If you’re already having issues keeping up with your BNPL payments, there are some ways you can get the situation under control, including the following:
- Seek a payment extension: Some BNPL platforms allow you to change — or extend your deadline, which can help you avoid a late or missed payment. For instance, Klarna offers a 14-day payment extension upon request.
- Contact your lender: If extending your due date won’t help solve your problem, the next step is to contact the BNPL lending platform and ask about any hardship programs they may have in place. This can be especially helpful, if your financial situation has changed significantly since you first took out your loan (hours reduction, loss of employment, etc).

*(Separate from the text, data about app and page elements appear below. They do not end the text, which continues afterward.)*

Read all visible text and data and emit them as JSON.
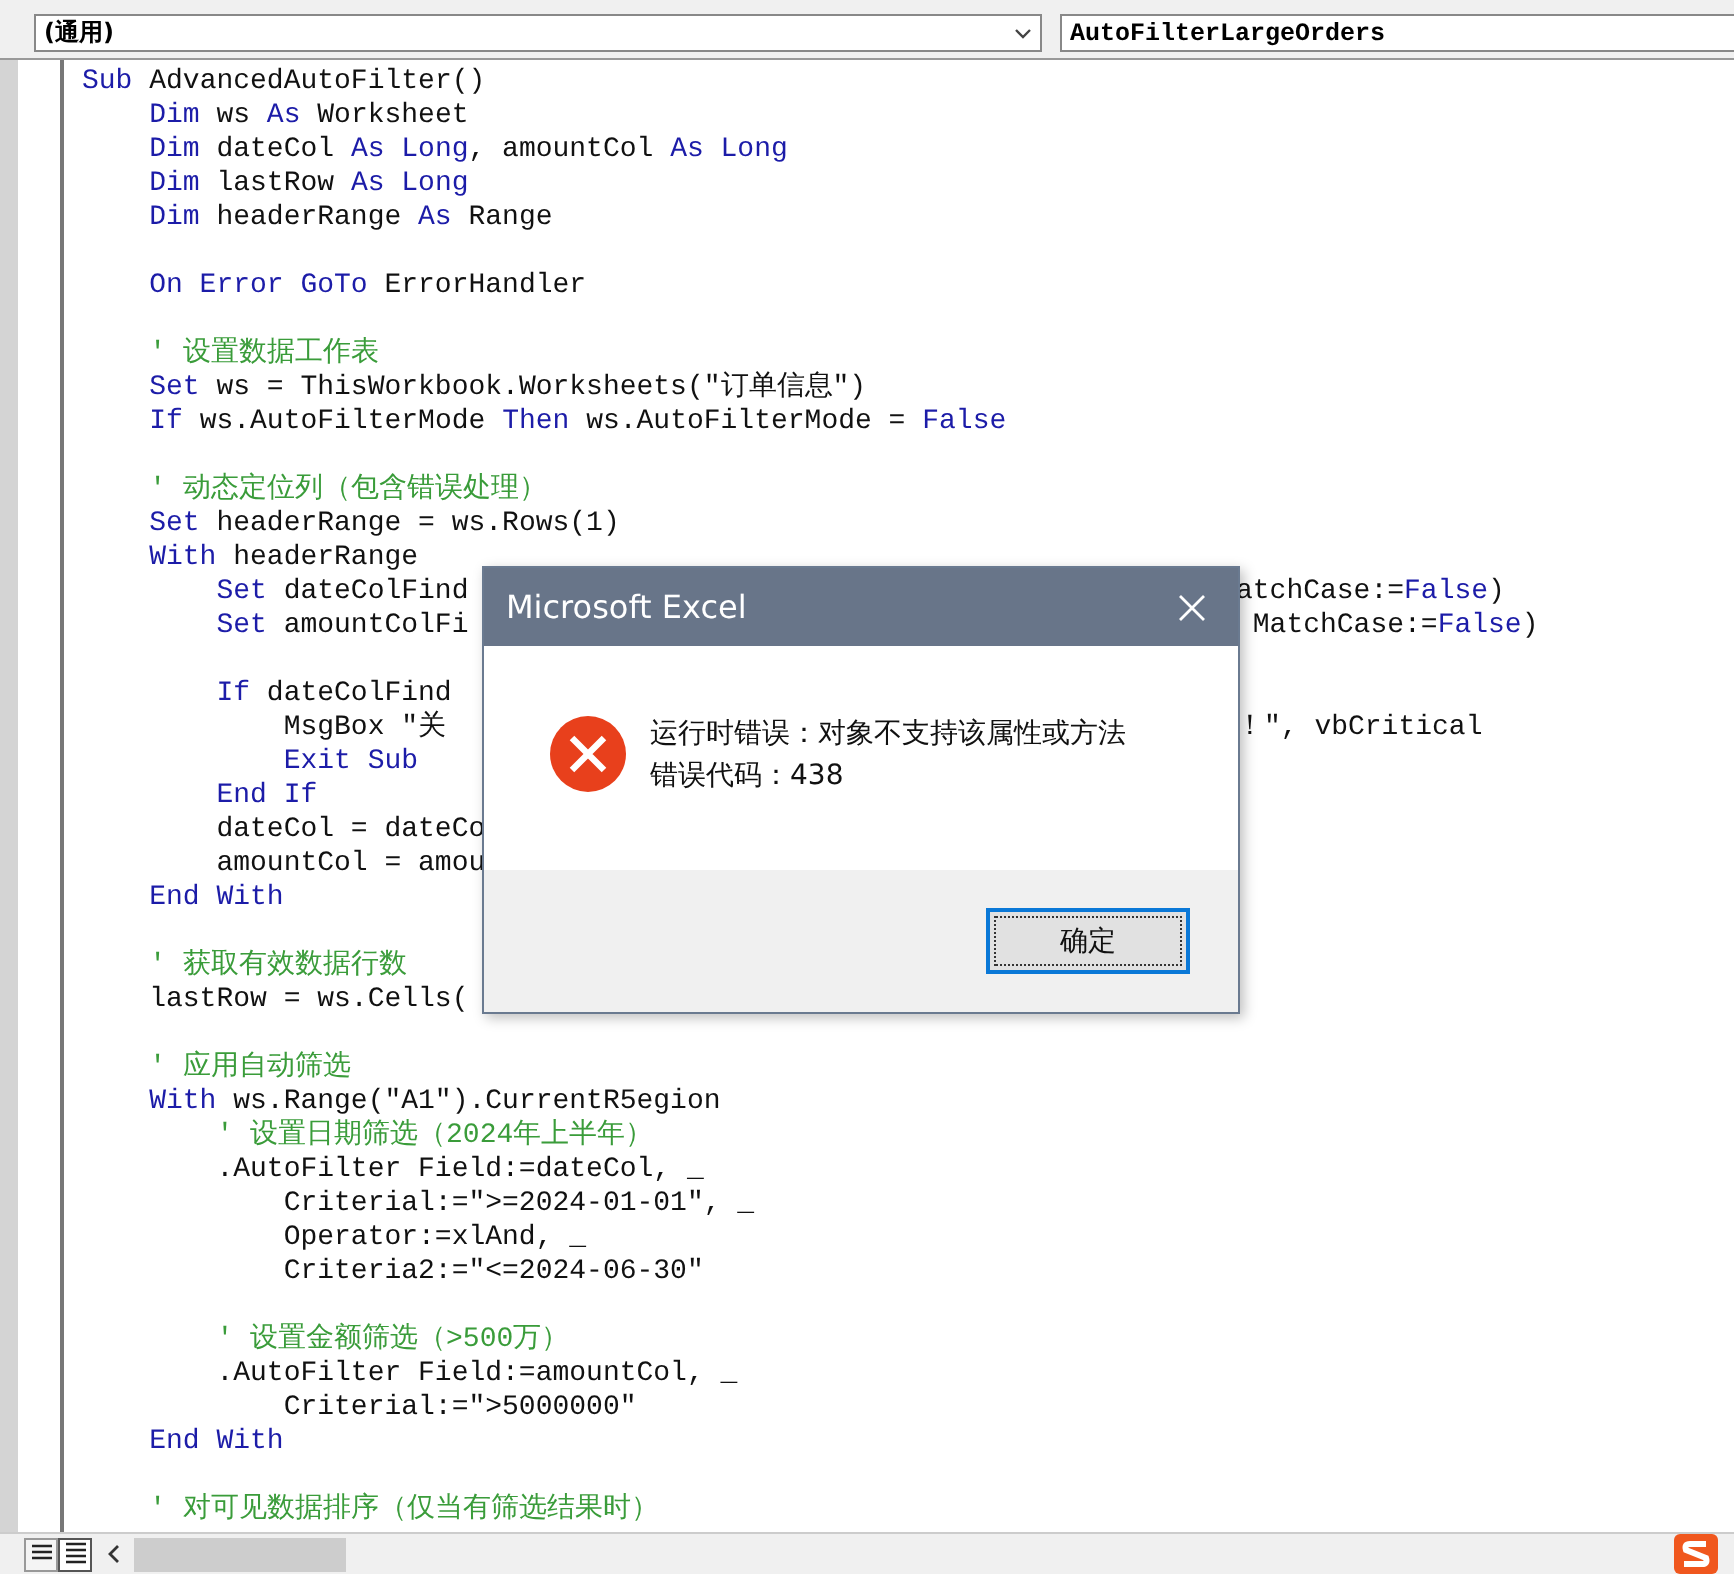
{
  "object_combo": {
    "value": "(通用)"
  },
  "procedure_combo": {
    "value": "AutoFilterLargeOrders"
  },
  "code_lines": [
    {
      "tokens": [
        {
          "kind": "keyword",
          "text": "Sub"
        },
        {
          "kind": "plain",
          "text": " AdvancedAutoFilter()"
        }
      ]
    },
    {
      "tokens": [
        {
          "kind": "keyword",
          "text": "    Dim"
        },
        {
          "kind": "plain",
          "text": " ws "
        },
        {
          "kind": "keyword",
          "text": "As"
        },
        {
          "kind": "plain",
          "text": " Worksheet"
        }
      ]
    },
    {
      "tokens": [
        {
          "kind": "keyword",
          "text": "    Dim"
        },
        {
          "kind": "plain",
          "text": " dateCol "
        },
        {
          "kind": "keyword",
          "text": "As Long"
        },
        {
          "kind": "plain",
          "text": ", amountCol "
        },
        {
          "kind": "keyword",
          "text": "As Long"
        }
      ]
    },
    {
      "tokens": [
        {
          "kind": "keyword",
          "text": "    Dim"
        },
        {
          "kind": "plain",
          "text": " lastRow "
        },
        {
          "kind": "keyword",
          "text": "As Long"
        }
      ]
    },
    {
      "tokens": [
        {
          "kind": "keyword",
          "text": "    Dim"
        },
        {
          "kind": "plain",
          "text": " headerRange "
        },
        {
          "kind": "keyword",
          "text": "As"
        },
        {
          "kind": "plain",
          "text": " Range"
        }
      ]
    },
    {
      "kind": "blank"
    },
    {
      "tokens": [
        {
          "kind": "keyword",
          "text": "    On Error GoTo"
        },
        {
          "kind": "plain",
          "text": " ErrorHandler"
        }
      ]
    },
    {
      "kind": "blank"
    },
    {
      "tokens": [
        {
          "kind": "comment",
          "text": "    ' 设置数据工作表"
        }
      ]
    },
    {
      "tokens": [
        {
          "kind": "keyword",
          "text": "    Set"
        },
        {
          "kind": "plain",
          "text": " ws = ThisWorkbook.Worksheets(\"订单信息\")"
        }
      ]
    },
    {
      "tokens": [
        {
          "kind": "keyword",
          "text": "    If"
        },
        {
          "kind": "plain",
          "text": " ws.AutoFilterMode "
        },
        {
          "kind": "keyword",
          "text": "Then"
        },
        {
          "kind": "plain",
          "text": " ws.AutoFilterMode = "
        },
        {
          "kind": "keyword",
          "text": "False"
        }
      ]
    },
    {
      "kind": "blank"
    },
    {
      "tokens": [
        {
          "kind": "comment",
          "text": "    ' 动态定位列（包含错误处理）"
        }
      ]
    },
    {
      "tokens": [
        {
          "kind": "keyword",
          "text": "    Set"
        },
        {
          "kind": "plain",
          "text": " headerRange = ws.Rows(1)"
        }
      ]
    },
    {
      "tokens": [
        {
          "kind": "keyword",
          "text": "    With"
        },
        {
          "kind": "plain",
          "text": " headerRange"
        }
      ]
    },
    {
      "tokens": [
        {
          "kind": "keyword",
          "text": "        Set"
        },
        {
          "kind": "plain",
          "text": " dateColFind"
        }
      ],
      "right": [
        {
          "kind": "plain",
          "text": "atchCase:="
        },
        {
          "kind": "keyword",
          "text": "False"
        },
        {
          "kind": "plain",
          "text": ")"
        }
      ]
    },
    {
      "tokens": [
        {
          "kind": "keyword",
          "text": "        Set"
        },
        {
          "kind": "plain",
          "text": " amountColFi"
        }
      ],
      "right": [
        {
          "kind": "plain",
          "text": " MatchCase:="
        },
        {
          "kind": "keyword",
          "text": "False"
        },
        {
          "kind": "plain",
          "text": ")"
        }
      ]
    },
    {
      "kind": "blank"
    },
    {
      "tokens": [
        {
          "kind": "keyword",
          "text": "        If"
        },
        {
          "kind": "plain",
          "text": " dateColFind"
        }
      ]
    },
    {
      "tokens": [
        {
          "kind": "plain",
          "text": "            MsgBox \"关"
        }
      ],
      "right": [
        {
          "kind": "plain",
          "text": "！\", vbCritical"
        }
      ]
    },
    {
      "tokens": [
        {
          "kind": "keyword",
          "text": "            Exit Sub"
        }
      ]
    },
    {
      "tokens": [
        {
          "kind": "keyword",
          "text": "        End If"
        }
      ]
    },
    {
      "tokens": [
        {
          "kind": "plain",
          "text": "        dateCol = dateCo"
        }
      ]
    },
    {
      "tokens": [
        {
          "kind": "plain",
          "text": "        amountCol = amou"
        }
      ]
    },
    {
      "tokens": [
        {
          "kind": "keyword",
          "text": "    End With"
        }
      ]
    },
    {
      "kind": "blank"
    },
    {
      "tokens": [
        {
          "kind": "comment",
          "text": "    ' 获取有效数据行数"
        }
      ]
    },
    {
      "tokens": [
        {
          "kind": "plain",
          "text": "    lastRow = ws.Cells("
        }
      ]
    },
    {
      "kind": "blank"
    },
    {
      "tokens": [
        {
          "kind": "comment",
          "text": "    ' 应用自动筛选"
        }
      ]
    },
    {
      "tokens": [
        {
          "kind": "keyword",
          "text": "    With"
        },
        {
          "kind": "plain",
          "text": " ws.Range(\"A1\").CurrentR5egion"
        }
      ]
    },
    {
      "tokens": [
        {
          "kind": "comment",
          "text": "        ' 设置日期筛选（2024年上半年）"
        }
      ]
    },
    {
      "tokens": [
        {
          "kind": "plain",
          "text": "        .AutoFilter Field:=dateCol, _"
        }
      ]
    },
    {
      "tokens": [
        {
          "kind": "plain",
          "text": "            Criterial:=\">=2024-01-01\", _"
        }
      ]
    },
    {
      "tokens": [
        {
          "kind": "plain",
          "text": "            Operator:=xlAnd, _"
        }
      ]
    },
    {
      "tokens": [
        {
          "kind": "plain",
          "text": "            Criteria2:=\"<=2024-06-30\""
        }
      ]
    },
    {
      "kind": "blank"
    },
    {
      "tokens": [
        {
          "kind": "comment",
          "text": "        ' 设置金额筛选（>500万）"
        }
      ]
    },
    {
      "tokens": [
        {
          "kind": "plain",
          "text": "        .AutoFilter Field:=amountCol, _"
        }
      ]
    },
    {
      "tokens": [
        {
          "kind": "plain",
          "text": "            Criterial:=\">5000000\""
        }
      ]
    },
    {
      "tokens": [
        {
          "kind": "keyword",
          "text": "    End With"
        }
      ]
    },
    {
      "kind": "blank"
    },
    {
      "tokens": [
        {
          "kind": "comment",
          "text": "    ' 对可见数据排序（仅当有筛选结果时）"
        }
      ]
    }
  ],
  "dialog": {
    "title": "Microsoft Excel",
    "message": [
      "运行时错误：对象不支持该属性或方法",
      "错误代码：438"
    ],
    "ok_button": "确定"
  }
}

- Use a credit card with a 0 percent introductory rate: If you have good credit and qualify for a 0 percent introductory rate credit card, you could transfer multiple BNPL balances into that account. This can buy you some additional time to pay off your balance, interest-free. However, you must be very careful and disciplined when using this option and make sure to not take on more debt while paying off your balance. Otherwise, you’ll be defeating the whole purpose of using the credit card and risk being in a worse financial position.
- Consider taking a personal loan: if you have multiple BNPL balances that amount to $1,000 or more, then applying for a personal loan can help you consolidate that debt and pay it off rather quickly. That’s because personal loans, particularly debt consolidation loans, tend to offer lower interest rates than most credit cards. That said, you must be very vigilant of your finances and not add any unnecessary debt to your portfolio once you take out the loan, to avoid long-term consequences.
The bottom line
It’s easy to lose track of your spending when using BNPL, but this can lead to financial trouble — especially if your financial circumstances change. If you’re having trouble keeping up with payments, there are ways to fix it, but you’ll need to be proactive for it to work.